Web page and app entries

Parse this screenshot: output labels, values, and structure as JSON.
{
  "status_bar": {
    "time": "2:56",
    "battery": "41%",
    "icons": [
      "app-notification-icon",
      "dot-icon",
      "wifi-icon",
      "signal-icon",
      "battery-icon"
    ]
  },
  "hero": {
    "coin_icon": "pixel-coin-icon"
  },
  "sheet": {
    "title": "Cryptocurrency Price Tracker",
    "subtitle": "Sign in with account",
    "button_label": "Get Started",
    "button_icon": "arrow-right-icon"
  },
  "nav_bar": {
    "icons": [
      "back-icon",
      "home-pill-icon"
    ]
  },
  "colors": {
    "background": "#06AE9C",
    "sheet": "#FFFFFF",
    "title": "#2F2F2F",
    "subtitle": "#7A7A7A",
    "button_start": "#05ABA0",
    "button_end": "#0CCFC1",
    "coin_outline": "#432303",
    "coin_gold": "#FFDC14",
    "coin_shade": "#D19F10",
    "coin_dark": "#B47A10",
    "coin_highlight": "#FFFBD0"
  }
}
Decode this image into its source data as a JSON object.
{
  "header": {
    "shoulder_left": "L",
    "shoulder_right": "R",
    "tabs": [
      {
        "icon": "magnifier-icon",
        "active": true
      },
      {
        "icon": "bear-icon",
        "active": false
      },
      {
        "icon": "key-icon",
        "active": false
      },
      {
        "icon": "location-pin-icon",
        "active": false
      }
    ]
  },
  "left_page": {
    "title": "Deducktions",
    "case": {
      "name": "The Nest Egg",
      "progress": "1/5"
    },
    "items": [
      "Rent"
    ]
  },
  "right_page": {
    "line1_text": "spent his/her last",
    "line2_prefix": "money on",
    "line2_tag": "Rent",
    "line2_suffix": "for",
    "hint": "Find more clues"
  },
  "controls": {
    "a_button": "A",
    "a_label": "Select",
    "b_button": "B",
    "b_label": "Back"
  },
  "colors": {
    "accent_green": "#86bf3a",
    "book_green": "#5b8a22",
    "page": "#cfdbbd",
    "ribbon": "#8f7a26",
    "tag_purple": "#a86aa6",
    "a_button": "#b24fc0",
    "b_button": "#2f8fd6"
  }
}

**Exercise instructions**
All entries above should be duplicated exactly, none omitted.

**Task response**
Parse this screenshot: output labels, values, and structure as JSON.
{
  "status_bar": {
    "time": "2:56",
    "battery": "41%",
    "icons": [
      "app-notification-icon",
      "dot-icon",
      "wifi-icon",
      "signal-icon",
      "battery-icon"
    ]
  },
  "hero": {
    "coin_icon": "pixel-coin-icon"
  },
  "sheet": {
    "title": "Cryptocurrency Price Tracker",
    "subtitle": "Sign in with account",
    "button_label": "Get Started",
    "button_icon": "arrow-right-icon"
  },
  "nav_bar": {
    "icons": [
      "back-icon",
      "home-pill-icon"
    ]
  },
  "colors": {
    "background": "#06AE9C",
    "sheet": "#FFFFFF",
    "title": "#2F2F2F",
    "subtitle": "#7A7A7A",
    "button_start": "#05ABA0",
    "button_end": "#0CCFC1",
    "coin_outline": "#432303",
    "coin_gold": "#FFDC14",
    "coin_shade": "#D19F10",
    "coin_dark": "#B47A10",
    "coin_highlight": "#FFFBD0"
  }
}
Decode this image into its source data as a JSON object.
{
  "header": {
    "shoulder_left": "L",
    "shoulder_right": "R",
    "tabs": [
      {
        "icon": "magnifier-icon",
        "active": true
      },
      {
        "icon": "bear-icon",
        "active": false
      },
      {
        "icon": "key-icon",
        "active": false
      },
      {
        "icon": "location-pin-icon",
        "active": false
      }
    ]
  },
  "left_page": {
    "title": "Deducktions",
    "case": {
      "name": "The Nest Egg",
      "progress": "1/5"
    },
    "items": [
      "Rent"
    ]
  },
  "right_page": {
    "line1_text": "spent his/her last",
    "line2_prefix": "money on",
    "line2_tag": "Rent",
    "line2_suffix": "for",
    "hint": "Find more clues"
  },
  "controls": {
    "a_button": "A",
    "a_label": "Select",
    "b_button": "B",
    "b_label": "Back"
  },
  "colors": {
    "accent_green": "#86bf3a",
    "book_green": "#5b8a22",
    "page": "#cfdbbd",
    "ribbon": "#8f7a26",
    "tag_purple": "#a86aa6",
    "a_button": "#b24fc0",
    "b_button": "#2f8fd6"
  }
}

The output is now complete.